Date of Award


Document Type

Campus Access Dissertation


Biomedical Science

First Advisor

Kim E. Creek

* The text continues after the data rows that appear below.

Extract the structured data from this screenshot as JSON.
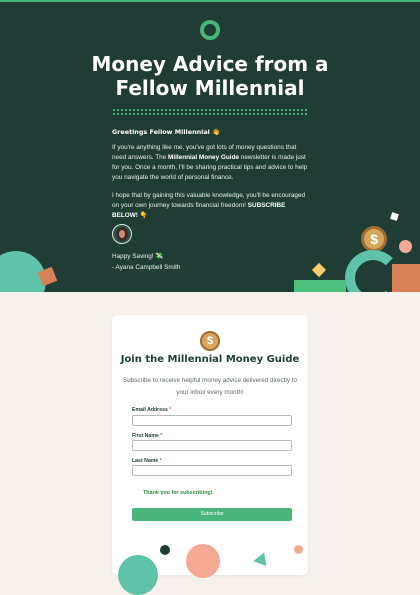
{
  "hero": {
    "title": "Money Advice from a Fellow Millennial",
    "greeting": "Greetings Fellow Millennial",
    "greeting_emoji": "👋",
    "para1_a": "If you're anything like me, you've got lots of money questions that need answers. The ",
    "para1_bold": "Millennial Money Guide",
    "para1_b": " newsletter is made just for you. Once a month, I'll be sharing practical tips and advice to help you navigate the world of personal finance.",
    "para2_a": "I hope that by gaining this valuable knowledge, you'll be encouraged on your own journey towards financial freedom! ",
    "para2_bold": "SUBSCRIBE BELOW!",
    "para2_emoji": "👇",
    "signoff_line1": "Happy Saving! 💸",
    "signoff_line2": "- Ayana Campbell Smith"
  },
  "card": {
    "coin_symbol": "$",
    "title": "Join the Millennial Money Guide",
    "subtitle": "Subscribe to receive helpful money advice delivered directly to your inbox every month!",
    "fields": [
      {
        "label": "Email Address",
        "required_mark": "*",
        "value": ""
      },
      {
        "label": "First Name",
        "required_mark": "*",
        "value": ""
      },
      {
        "label": "Last Name",
        "required_mark": "*",
        "value": ""
      }
    ],
    "thanks_message": "Thank you for subscribing!",
    "submit_label": "Subscribe"
  },
  "decor": {
    "hero_coin_symbol": "$"
  },
  "colors": {
    "hero_bg": "#1f3d35",
    "accent_green": "#49b57a",
    "teal": "#5fc3a9",
    "orange": "#d98058",
    "pink": "#f4a995",
    "gold": "#d7a55b",
    "page_bg": "#f6f1ec"
  }
}
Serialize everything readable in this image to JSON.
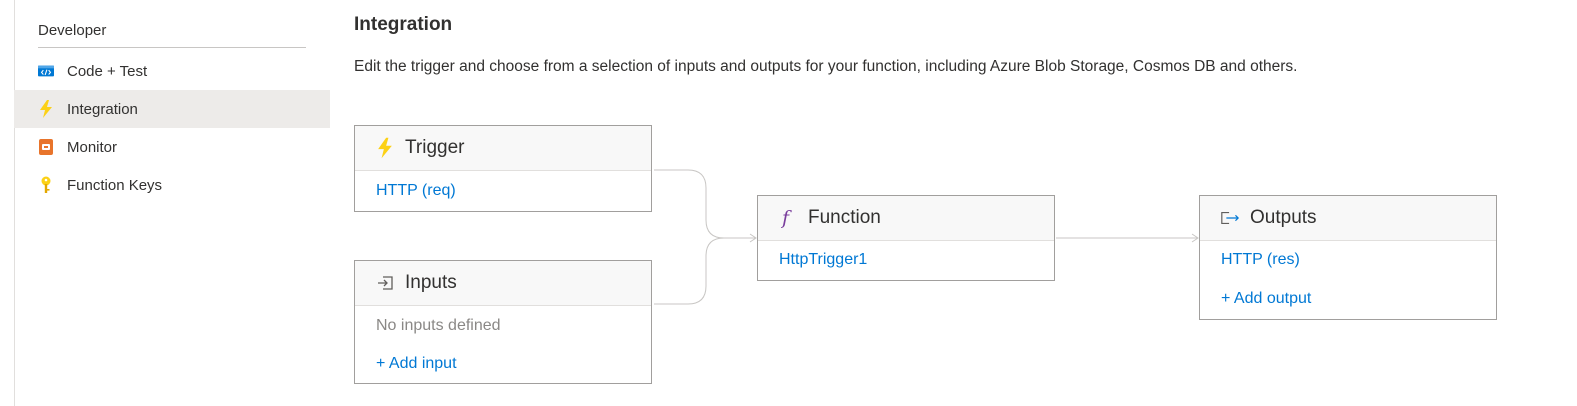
{
  "sidebar": {
    "header": "Developer",
    "items": [
      {
        "label": "Code + Test",
        "icon": "code-icon",
        "selected": false
      },
      {
        "label": "Integration",
        "icon": "lightning-icon",
        "selected": true
      },
      {
        "label": "Monitor",
        "icon": "monitor-icon",
        "selected": false
      },
      {
        "label": "Function Keys",
        "icon": "key-icon",
        "selected": false
      }
    ]
  },
  "main": {
    "title": "Integration",
    "description": "Edit the trigger and choose from a selection of inputs and outputs for your function, including Azure Blob Storage, Cosmos DB and others."
  },
  "diagram": {
    "trigger": {
      "title": "Trigger",
      "icon": "lightning-icon",
      "link": "HTTP (req)"
    },
    "inputs": {
      "title": "Inputs",
      "icon": "input-icon",
      "empty_text": "No inputs defined",
      "add_label": "+ Add input"
    },
    "function": {
      "title": "Function",
      "icon": "function-icon",
      "link": "HttpTrigger1"
    },
    "outputs": {
      "title": "Outputs",
      "icon": "output-icon",
      "link": "HTTP (res)",
      "add_label": "+ Add output"
    }
  },
  "colors": {
    "accent": "#0078d4",
    "lightning": "#fcd116",
    "function_icon": "#7a3e9d",
    "monitor": "#e8742b",
    "selected_bg": "#edebe9"
  }
}
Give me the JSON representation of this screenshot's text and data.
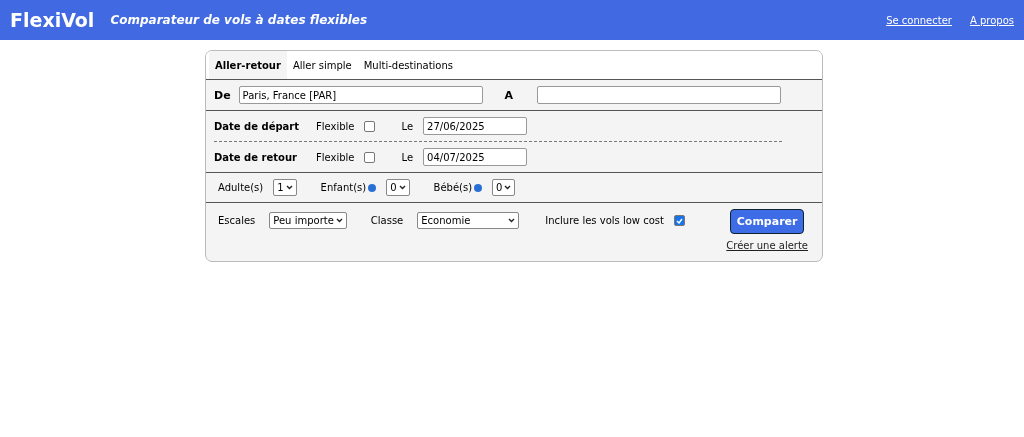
{
  "header": {
    "logo": "FlexiVol",
    "tagline": "Comparateur de vols à dates flexibles",
    "links": [
      "Se connecter",
      "A propos"
    ]
  },
  "tabs": [
    {
      "label": "Aller-retour",
      "selected": true
    },
    {
      "label": "Aller simple",
      "selected": false
    },
    {
      "label": "Multi-destinations",
      "selected": false
    }
  ],
  "route": {
    "from_label": "De",
    "from_value": "Paris, France [PAR]",
    "to_label": "A"
  },
  "dates": [
    {
      "label": "Date de départ",
      "flexible_label": "Flexible",
      "flexible": false,
      "date_label": "Le",
      "date": "27/06/2025"
    },
    {
      "label": "Date de retour",
      "flexible_label": "Flexible",
      "flexible": false,
      "date_label": "Le",
      "date": "04/07/2025"
    }
  ],
  "passengers": [
    {
      "label": "Adulte(s)",
      "info": false,
      "value": "1"
    },
    {
      "label": "Enfant(s)",
      "info": true,
      "value": "0"
    },
    {
      "label": "Bébé(s)",
      "info": true,
      "value": "0"
    }
  ],
  "options": {
    "stops_label": "Escales",
    "stops_value": "Peu importe",
    "class_label": "Classe",
    "class_value": "Economie",
    "lowcost_label": "Inclure les vols low cost",
    "lowcost": true
  },
  "submit": "Comparer",
  "alert_link": "Créer une alerte"
}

Human papillomavirus (HPV) is the causative agent in almost all cervical cancers. Most HPV infections are resolved by the cell-mediated immune response of the host. However, in a small subset of individuals exposed to genital HPV, infection persists and can progress to cervical carcinoma. The inability to maintain the appropriate cytokine milieu in the cervical mucosa has been implicated in HPV persistence. The switch from a predominantly Type 1 cytokine response to a predominantly Type 2 cytokine response is well-documented in advanced cervical lesions and cervical cancer samples. The cause of the cytokine imbalance in some individuals in response to HPV infection has yet to be identified. The Carolina Women's Care Study (CWCS) was established to elucidate the possible causes of the cytokine imbalance in response to HPV infection and to identify biomarkers that could augment current clinical screening protocols. Cytokine levels in cervical mucus and single nucleotide polymorphisms (SNPs) in cytokine genes were examined to detect any associations with HPV persistence. Several significant differences in cervical cytokine levels were identified between individuals who clear HPV infection and those who do not clear HPV infection within 18 months. The cytokines in which significant differences were most frequently identified were proinflammatory cytokines. The significant differences detected in proinflammatory cytokines supports the belief that inflammation is a cofactor for HPV in cervical carcinogenesis. Although additional observation would be necessary to detect biomarkers that could have clinical applications, the association of high levels of proinflammatory cytokine activation early in HPV infection represents a novel explanation for cytokine dysregulation associated with HPV carcinogenesis.